==== DATASET RECORDS ====

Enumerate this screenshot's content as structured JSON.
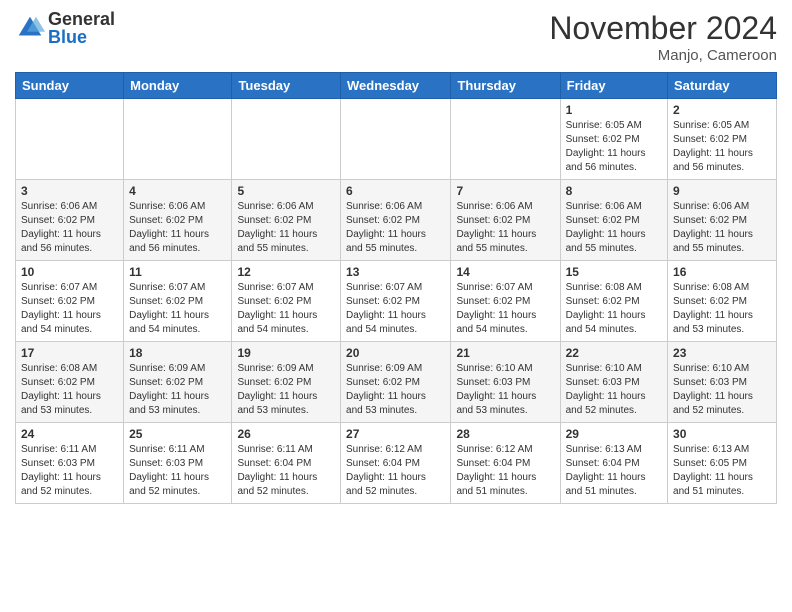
{
  "logo": {
    "general": "General",
    "blue": "Blue"
  },
  "header": {
    "month": "November 2024",
    "location": "Manjo, Cameroon"
  },
  "weekdays": [
    "Sunday",
    "Monday",
    "Tuesday",
    "Wednesday",
    "Thursday",
    "Friday",
    "Saturday"
  ],
  "weeks": [
    [
      {
        "day": "",
        "info": ""
      },
      {
        "day": "",
        "info": ""
      },
      {
        "day": "",
        "info": ""
      },
      {
        "day": "",
        "info": ""
      },
      {
        "day": "",
        "info": ""
      },
      {
        "day": "1",
        "info": "Sunrise: 6:05 AM\nSunset: 6:02 PM\nDaylight: 11 hours\nand 56 minutes."
      },
      {
        "day": "2",
        "info": "Sunrise: 6:05 AM\nSunset: 6:02 PM\nDaylight: 11 hours\nand 56 minutes."
      }
    ],
    [
      {
        "day": "3",
        "info": "Sunrise: 6:06 AM\nSunset: 6:02 PM\nDaylight: 11 hours\nand 56 minutes."
      },
      {
        "day": "4",
        "info": "Sunrise: 6:06 AM\nSunset: 6:02 PM\nDaylight: 11 hours\nand 56 minutes."
      },
      {
        "day": "5",
        "info": "Sunrise: 6:06 AM\nSunset: 6:02 PM\nDaylight: 11 hours\nand 55 minutes."
      },
      {
        "day": "6",
        "info": "Sunrise: 6:06 AM\nSunset: 6:02 PM\nDaylight: 11 hours\nand 55 minutes."
      },
      {
        "day": "7",
        "info": "Sunrise: 6:06 AM\nSunset: 6:02 PM\nDaylight: 11 hours\nand 55 minutes."
      },
      {
        "day": "8",
        "info": "Sunrise: 6:06 AM\nSunset: 6:02 PM\nDaylight: 11 hours\nand 55 minutes."
      },
      {
        "day": "9",
        "info": "Sunrise: 6:06 AM\nSunset: 6:02 PM\nDaylight: 11 hours\nand 55 minutes."
      }
    ],
    [
      {
        "day": "10",
        "info": "Sunrise: 6:07 AM\nSunset: 6:02 PM\nDaylight: 11 hours\nand 54 minutes."
      },
      {
        "day": "11",
        "info": "Sunrise: 6:07 AM\nSunset: 6:02 PM\nDaylight: 11 hours\nand 54 minutes."
      },
      {
        "day": "12",
        "info": "Sunrise: 6:07 AM\nSunset: 6:02 PM\nDaylight: 11 hours\nand 54 minutes."
      },
      {
        "day": "13",
        "info": "Sunrise: 6:07 AM\nSunset: 6:02 PM\nDaylight: 11 hours\nand 54 minutes."
      },
      {
        "day": "14",
        "info": "Sunrise: 6:07 AM\nSunset: 6:02 PM\nDaylight: 11 hours\nand 54 minutes."
      },
      {
        "day": "15",
        "info": "Sunrise: 6:08 AM\nSunset: 6:02 PM\nDaylight: 11 hours\nand 54 minutes."
      },
      {
        "day": "16",
        "info": "Sunrise: 6:08 AM\nSunset: 6:02 PM\nDaylight: 11 hours\nand 53 minutes."
      }
    ],
    [
      {
        "day": "17",
        "info": "Sunrise: 6:08 AM\nSunset: 6:02 PM\nDaylight: 11 hours\nand 53 minutes."
      },
      {
        "day": "18",
        "info": "Sunrise: 6:09 AM\nSunset: 6:02 PM\nDaylight: 11 hours\nand 53 minutes."
      },
      {
        "day": "19",
        "info": "Sunrise: 6:09 AM\nSunset: 6:02 PM\nDaylight: 11 hours\nand 53 minutes."
      },
      {
        "day": "20",
        "info": "Sunrise: 6:09 AM\nSunset: 6:02 PM\nDaylight: 11 hours\nand 53 minutes."
      },
      {
        "day": "21",
        "info": "Sunrise: 6:10 AM\nSunset: 6:03 PM\nDaylight: 11 hours\nand 53 minutes."
      },
      {
        "day": "22",
        "info": "Sunrise: 6:10 AM\nSunset: 6:03 PM\nDaylight: 11 hours\nand 52 minutes."
      },
      {
        "day": "23",
        "info": "Sunrise: 6:10 AM\nSunset: 6:03 PM\nDaylight: 11 hours\nand 52 minutes."
      }
    ],
    [
      {
        "day": "24",
        "info": "Sunrise: 6:11 AM\nSunset: 6:03 PM\nDaylight: 11 hours\nand 52 minutes."
      },
      {
        "day": "25",
        "info": "Sunrise: 6:11 AM\nSunset: 6:03 PM\nDaylight: 11 hours\nand 52 minutes."
      },
      {
        "day": "26",
        "info": "Sunrise: 6:11 AM\nSunset: 6:04 PM\nDaylight: 11 hours\nand 52 minutes."
      },
      {
        "day": "27",
        "info": "Sunrise: 6:12 AM\nSunset: 6:04 PM\nDaylight: 11 hours\nand 52 minutes."
      },
      {
        "day": "28",
        "info": "Sunrise: 6:12 AM\nSunset: 6:04 PM\nDaylight: 11 hours\nand 51 minutes."
      },
      {
        "day": "29",
        "info": "Sunrise: 6:13 AM\nSunset: 6:04 PM\nDaylight: 11 hours\nand 51 minutes."
      },
      {
        "day": "30",
        "info": "Sunrise: 6:13 AM\nSunset: 6:05 PM\nDaylight: 11 hours\nand 51 minutes."
      }
    ]
  ]
}
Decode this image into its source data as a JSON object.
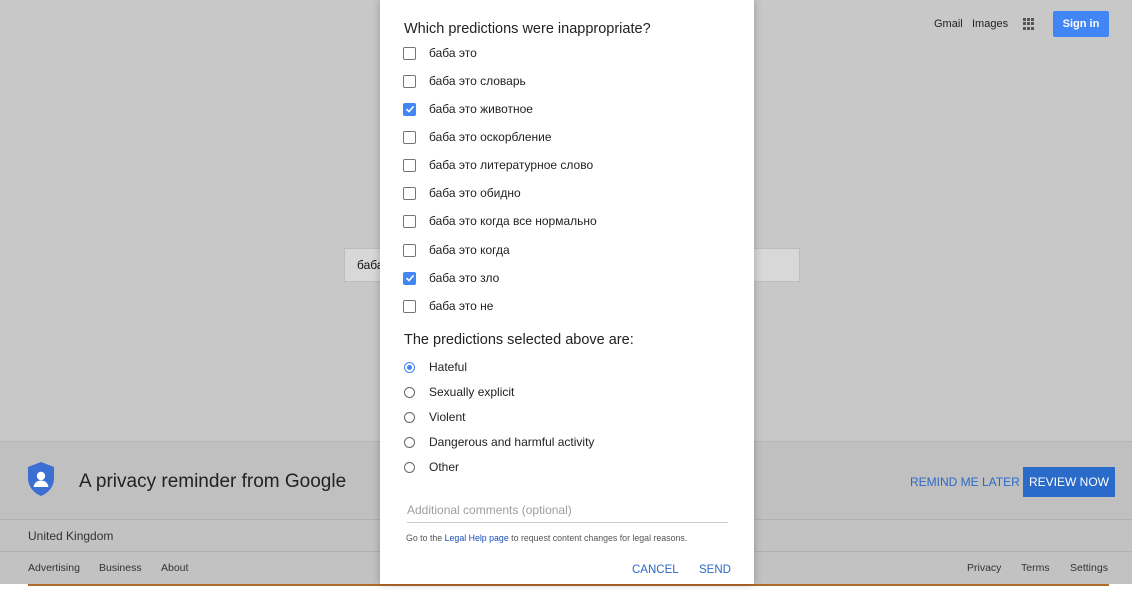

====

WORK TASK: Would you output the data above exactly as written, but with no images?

TASK OUTPUT:
Enumerate this screenshot's content as structured JSON.
{
  "logo": {
    "general": "General",
    "blue": "Blue"
  },
  "header": {
    "month": "November 2024",
    "location": "Manjo, Cameroon"
  },
  "weekdays": [
    "Sunday",
    "Monday",
    "Tuesday",
    "Wednesday",
    "Thursday",
    "Friday",
    "Saturday"
  ],
  "weeks": [
    [
      {
        "day": "",
        "info": ""
      },
      {
        "day": "",
        "info": ""
      },
      {
        "day": "",
        "info": ""
      },
      {
        "day": "",
        "info": ""
      },
      {
        "day": "",
        "info": ""
      },
      {
        "day": "1",
        "info": "Sunrise: 6:05 AM\nSunset: 6:02 PM\nDaylight: 11 hours\nand 56 minutes."
      },
      {
        "day": "2",
        "info": "Sunrise: 6:05 AM\nSunset: 6:02 PM\nDaylight: 11 hours\nand 56 minutes."
      }
    ],
    [
      {
        "day": "3",
        "info": "Sunrise: 6:06 AM\nSunset: 6:02 PM\nDaylight: 11 hours\nand 56 minutes."
      },
      {
        "day": "4",
        "info": "Sunrise: 6:06 AM\nSunset: 6:02 PM\nDaylight: 11 hours\nand 56 minutes."
      },
      {
        "day": "5",
        "info": "Sunrise: 6:06 AM\nSunset: 6:02 PM\nDaylight: 11 hours\nand 55 minutes."
      },
      {
        "day": "6",
        "info": "Sunrise: 6:06 AM\nSunset: 6:02 PM\nDaylight: 11 hours\nand 55 minutes."
      },
      {
        "day": "7",
        "info": "Sunrise: 6:06 AM\nSunset: 6:02 PM\nDaylight: 11 hours\nand 55 minutes."
      },
      {
        "day": "8",
        "info": "Sunrise: 6:06 AM\nSunset: 6:02 PM\nDaylight: 11 hours\nand 55 minutes."
      },
      {
        "day": "9",
        "info": "Sunrise: 6:06 AM\nSunset: 6:02 PM\nDaylight: 11 hours\nand 55 minutes."
      }
    ],
    [
      {
        "day": "10",
        "info": "Sunrise: 6:07 AM\nSunset: 6:02 PM\nDaylight: 11 hours\nand 54 minutes."
      },
      {
        "day": "11",
        "info": "Sunrise: 6:07 AM\nSunset: 6:02 PM\nDaylight: 11 hours\nand 54 minutes."
      },
      {
        "day": "12",
        "info": "Sunrise: 6:07 AM\nSunset: 6:02 PM\nDaylight: 11 hours\nand 54 minutes."
      },
      {
        "day": "13",
        "info": "Sunrise: 6:07 AM\nSunset: 6:02 PM\nDaylight: 11 hours\nand 54 minutes."
      },
      {
        "day": "14",
        "info": "Sunrise: 6:07 AM\nSunset: 6:02 PM\nDaylight: 11 hours\nand 54 minutes."
      },
      {
        "day": "15",
        "info": "Sunrise: 6:08 AM\nSunset: 6:02 PM\nDaylight: 11 hours\nand 54 minutes."
      },
      {
        "day": "16",
        "info": "Sunrise: 6:08 AM\nSunset: 6:02 PM\nDaylight: 11 hours\nand 53 minutes."
      }
    ],
    [
      {
        "day": "17",
        "info": "Sunrise: 6:08 AM\nSunset: 6:02 PM\nDaylight: 11 hours\nand 53 minutes."
      },
      {
        "day": "18",
        "info": "Sunrise: 6:09 AM\nSunset: 6:02 PM\nDaylight: 11 hours\nand 53 minutes."
      },
      {
        "day": "19",
        "info": "Sunrise: 6:09 AM\nSunset: 6:02 PM\nDaylight: 11 hours\nand 53 minutes."
      },
      {
        "day": "20",
        "info": "Sunrise: 6:09 AM\nSunset: 6:02 PM\nDaylight: 11 hours\nand 53 minutes."
      },
      {
        "day": "21",
        "info": "Sunrise: 6:10 AM\nSunset: 6:03 PM\nDaylight: 11 hours\nand 53 minutes."
      },
      {
        "day": "22",
        "info": "Sunrise: 6:10 AM\nSunset: 6:03 PM\nDaylight: 11 hours\nand 52 minutes."
      },
      {
        "day": "23",
        "info": "Sunrise: 6:10 AM\nSunset: 6:03 PM\nDaylight: 11 hours\nand 52 minutes."
      }
    ],
    [
      {
        "day": "24",
        "info": "Sunrise: 6:11 AM\nSunset: 6:03 PM\nDaylight: 11 hours\nand 52 minutes."
      },
      {
        "day": "25",
        "info": "Sunrise: 6:11 AM\nSunset: 6:03 PM\nDaylight: 11 hours\nand 52 minutes."
      },
      {
        "day": "26",
        "info": "Sunrise: 6:11 AM\nSunset: 6:04 PM\nDaylight: 11 hours\nand 52 minutes."
      },
      {
        "day": "27",
        "info": "Sunrise: 6:12 AM\nSunset: 6:04 PM\nDaylight: 11 hours\nand 52 minutes."
      },
      {
        "day": "28",
        "info": "Sunrise: 6:12 AM\nSunset: 6:04 PM\nDaylight: 11 hours\nand 51 minutes."
      },
      {
        "day": "29",
        "info": "Sunrise: 6:13 AM\nSunset: 6:04 PM\nDaylight: 11 hours\nand 51 minutes."
      },
      {
        "day": "30",
        "info": "Sunrise: 6:13 AM\nSunset: 6:05 PM\nDaylight: 11 hours\nand 51 minutes."
      }
    ]
  ]
}
Decode this image into its source data as a JSON object.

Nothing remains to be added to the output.